When determining a licensing fee, photographers need to take several factors into consideration. The first component of a licensing fee should be the photographer's costs of doing business. The photographer needs to know how much their costs are so that they can meet the costs and still have enough left to make a profit. The second thing included in a licensing fee is a usage fee. Usage fees will depend on how much a photograph is being used and what it is being used for by the licensee. If the photograph being licensed will only be used once, the usage fee will be lower than if the photograph were to be used several times. Photographers also need to consider how a photograph will be used when determining usage fees. If a photograph will appear on the cover of a magazine, the usage fee will cost more than if the photograph were appearing inside the magazine alongside one of the articles. The photographer must also consider production costs when determining a licensing fee.
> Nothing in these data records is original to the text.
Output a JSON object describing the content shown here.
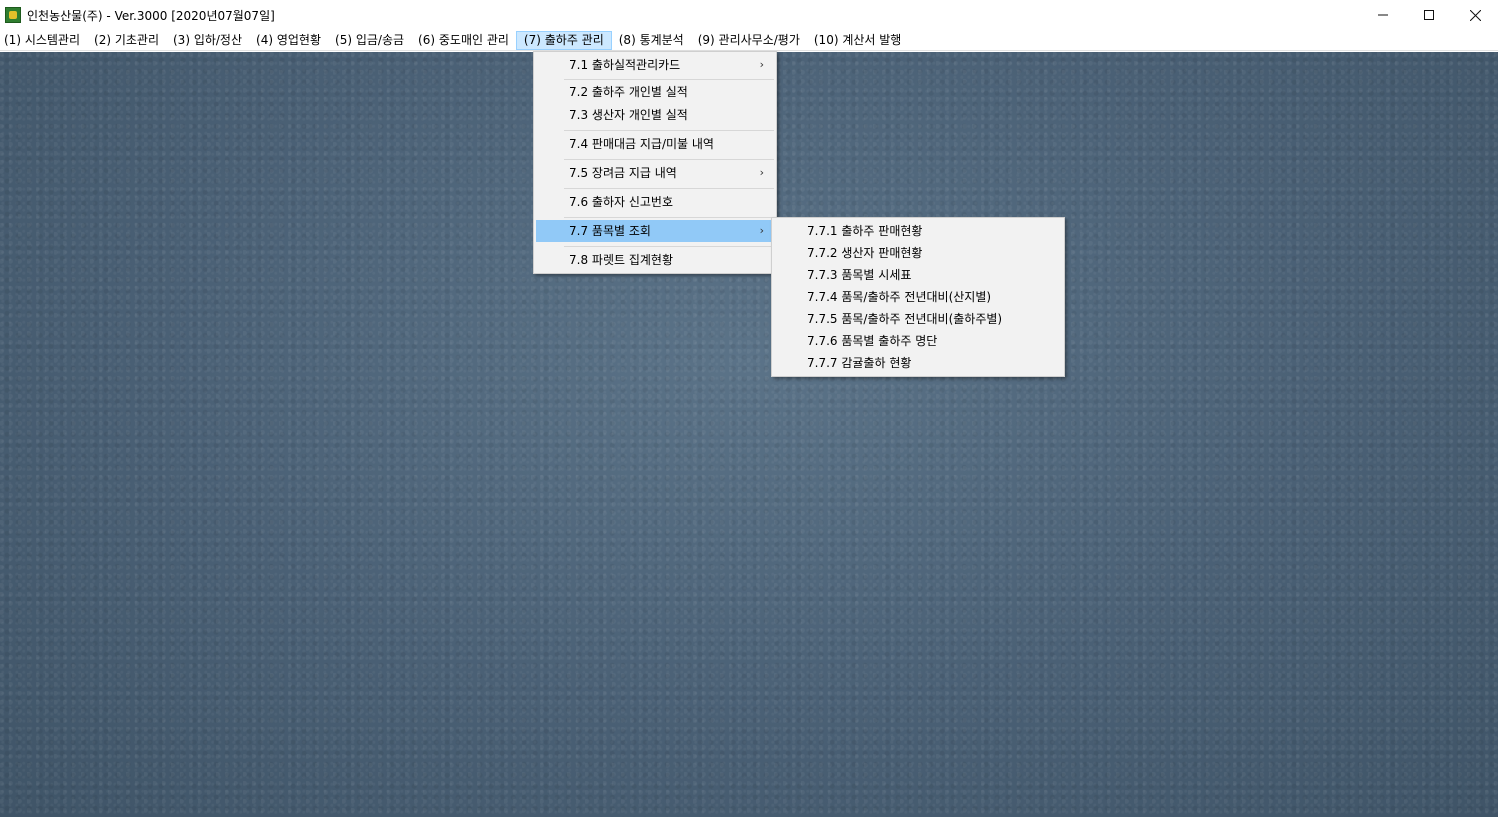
{
  "window": {
    "title": "인천농산물(주) - Ver.3000 [2020년07월07일]",
    "icon": "app-leaf-icon",
    "controls": [
      "minimize-icon",
      "maximize-icon",
      "close-icon"
    ]
  },
  "menubar": {
    "items": [
      {
        "label": "(1) 시스템관리"
      },
      {
        "label": "(2) 기초관리"
      },
      {
        "label": "(3) 입하/정산"
      },
      {
        "label": "(4) 영업현황"
      },
      {
        "label": "(5) 입금/송금"
      },
      {
        "label": "(6) 중도매인 관리"
      },
      {
        "label": "(7) 출하주 관리"
      },
      {
        "label": "(8) 통계분석"
      },
      {
        "label": "(9) 관리사무소/평가"
      },
      {
        "label": "(10) 계산서 발행"
      }
    ],
    "active_index": 6
  },
  "dropdown": {
    "items": [
      {
        "label": "7.1 출하실적관리카드",
        "arrow": "›"
      },
      {
        "label": "7.2 출하주 개인별 실적"
      },
      {
        "label": "7.3 생산자 개인별 실적"
      },
      {
        "label": "7.4 판매대금 지급/미불 내역"
      },
      {
        "label": "7.5 장려금 지급 내역",
        "arrow": "›"
      },
      {
        "label": "7.6 출하자 신고번호"
      },
      {
        "label": "7.7 품목별 조회",
        "arrow": "›"
      },
      {
        "label": "7.8 파렛트 집계현황"
      }
    ],
    "highlighted_index": 6
  },
  "submenu": {
    "items": [
      {
        "label": "7.7.1 출하주 판매현황"
      },
      {
        "label": "7.7.2 생산자 판매현황"
      },
      {
        "label": "7.7.3 품목별 시세표"
      },
      {
        "label": "7.7.4 품목/출하주 전년대비(산지별)"
      },
      {
        "label": "7.7.5 품목/출하주 전년대비(출하주별)"
      },
      {
        "label": "7.7.6 품목별 출하주 명단"
      },
      {
        "label": "7.7.7 감귤출하 현황"
      }
    ]
  },
  "colors": {
    "desktop": "#4d6478",
    "menu_highlight": "#91c9f7",
    "menubar_active": "#cce8ff"
  }
}
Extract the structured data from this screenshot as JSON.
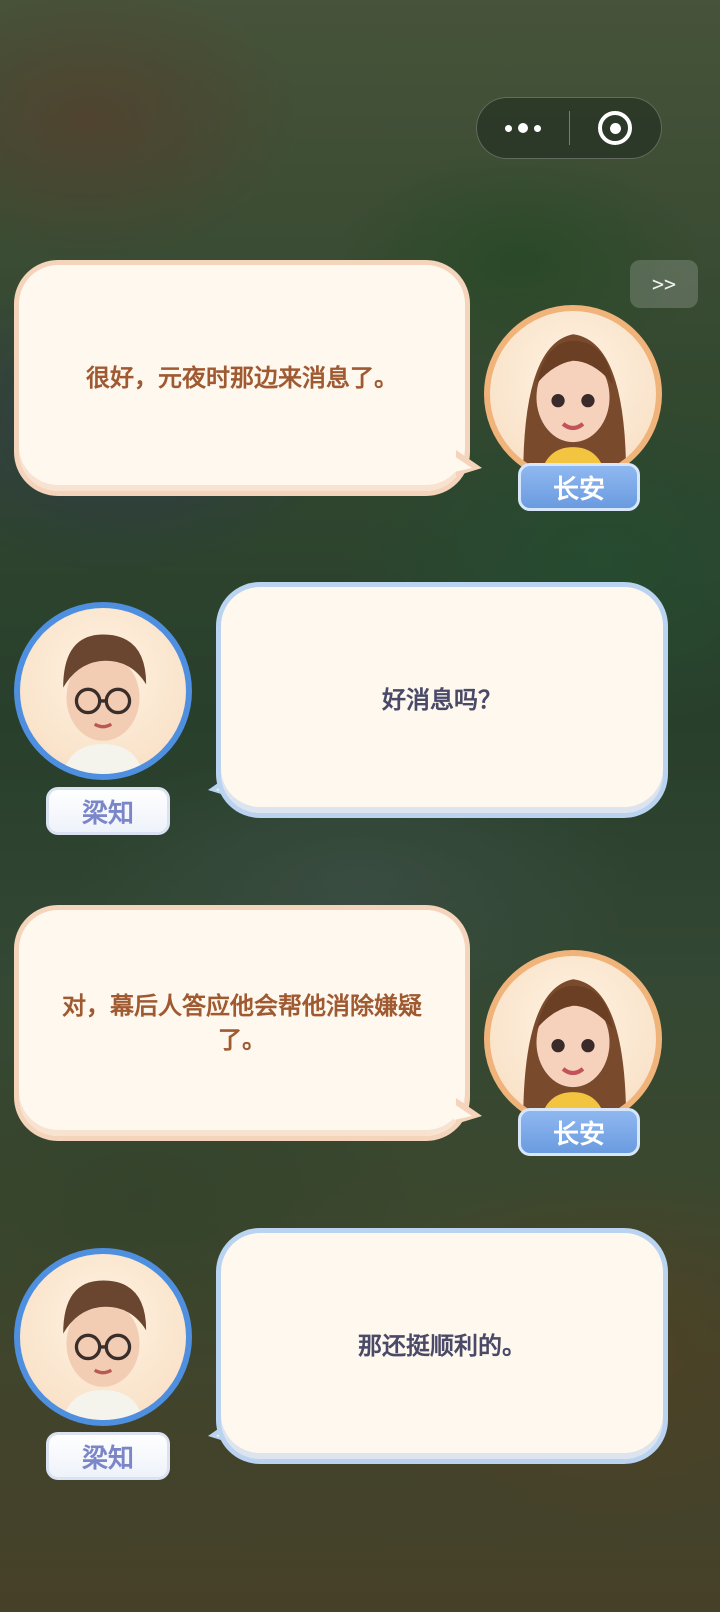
{
  "capsule": {
    "more_icon": "more-dots-icon",
    "close_icon": "target-close-icon"
  },
  "skip": {
    "label": ">>"
  },
  "dialogue": [
    {
      "speaker": "长安",
      "side": "left-bubble",
      "text": "很好，元夜时那边来消息了。"
    },
    {
      "speaker": "梁知",
      "side": "right-bubble",
      "text": "好消息吗？"
    },
    {
      "speaker": "长安",
      "side": "left-bubble",
      "text": "对，幕后人答应他会帮他消除嫌疑了。"
    },
    {
      "speaker": "梁知",
      "side": "right-bubble",
      "text": "那还挺顺利的。"
    }
  ],
  "colors": {
    "female_ring": "#f0b37a",
    "male_ring": "#4f8fe0",
    "female_text": "#a05a32",
    "male_text": "#4a4a68"
  }
}
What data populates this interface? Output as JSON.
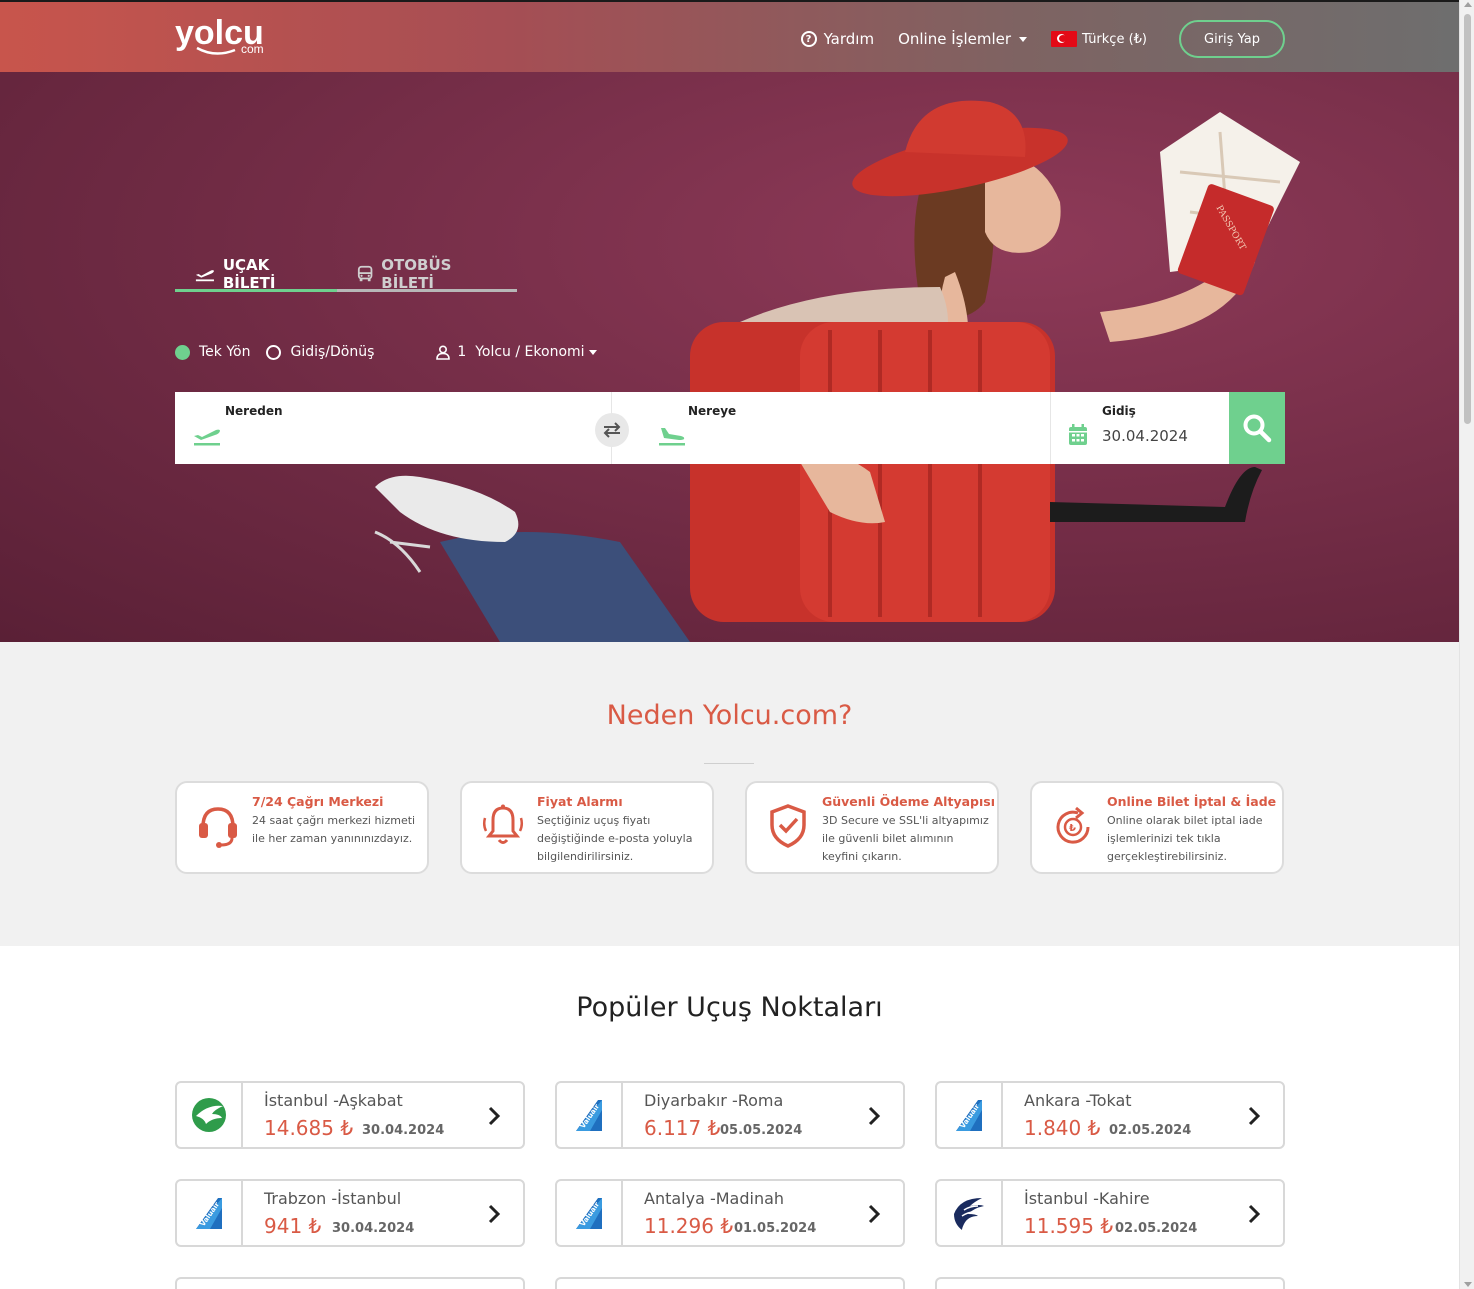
{
  "header": {
    "logo_main": "yolcu",
    "logo_sub": "com",
    "help_label": "Yardım",
    "online_label": "Online İşlemler",
    "language_label": "Türkçe (₺)",
    "login_label": "Giriş Yap"
  },
  "tabs": {
    "flight_label": "UÇAK BİLETİ",
    "bus_label": "OTOBÜS BİLETİ"
  },
  "trip_options": {
    "one_way_label": "Tek Yön",
    "round_trip_label": "Gidiş/Dönüş",
    "passenger_label": "1  Yolcu / Ekonomi",
    "selected": "one_way"
  },
  "search": {
    "from_label": "Nereden",
    "from_value": "",
    "to_label": "Nereye",
    "to_value": "",
    "date_label": "Gidiş",
    "date_value": "30.04.2024"
  },
  "illustration": {
    "passport_text": "PASSPORT"
  },
  "why": {
    "title": "Neden Yolcu.com?",
    "cards": [
      {
        "icon": "headset-icon",
        "title": "7/24 Çağrı Merkezi",
        "desc": "24 saat çağrı merkezi hizmeti ile her zaman yanınınızdayız."
      },
      {
        "icon": "bell-icon",
        "title": "Fiyat Alarmı",
        "desc": "Seçtiğiniz uçuş fiyatı değiştiğinde e-posta yoluyla bilgilendirilirsiniz."
      },
      {
        "icon": "shield-check-icon",
        "title": "Güvenli Ödeme Altyapısı",
        "desc": "3D Secure ve SSL'li altyapımız ile güvenli bilet alımının keyfini çıkarın."
      },
      {
        "icon": "refund-icon",
        "title": "Online Bilet İptal & İade",
        "desc": "Online olarak bilet iptal iade işlemlerinizi tek tıkla gerçekleştirebilirsiniz."
      }
    ]
  },
  "popular": {
    "title": "Popüler Uçuş Noktaları",
    "routes": [
      {
        "airline": "turkmenistan",
        "route": "İstanbul -Aşkabat",
        "price": "14.685 ₺",
        "date": "30.04.2024"
      },
      {
        "airline": "valuair",
        "route": "Diyarbakır -Roma",
        "price": "6.117 ₺",
        "date": "05.05.2024"
      },
      {
        "airline": "valuair",
        "route": "Ankara -Tokat",
        "price": "1.840 ₺",
        "date": "02.05.2024"
      },
      {
        "airline": "valuair",
        "route": "Trabzon -İstanbul",
        "price": "941 ₺",
        "date": "30.04.2024"
      },
      {
        "airline": "valuair",
        "route": "Antalya -Madinah",
        "price": "11.296 ₺",
        "date": "01.05.2024"
      },
      {
        "airline": "egyptair",
        "route": "İstanbul -Kahire",
        "price": "11.595 ₺",
        "date": "02.05.2024"
      }
    ]
  },
  "colors": {
    "accent_green": "#6fd08e",
    "accent_red": "#d95a45",
    "hero_bg": "#7a2f48"
  }
}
There are some factors to consider when licensing that a photographer does not have direct control over. While the photographer cannot control these factors, he should still be aware of them so he can come up with a licensing fee that makes sense for the market. Geographic location will play a big part in how much a photographer can charge for licensing. A photographer working in New York City or Los Angeles will be able to charge more than a photographer in rural Kansas. Other factors to consider when determining a licensing fee include the potential licensee's history as a business and what industry standard rates are for specific projects. When a photographer takes all of these considerations into account, he will be more likely to determine a licensing fee that benefits his business.
A Licensing Primer for Photographers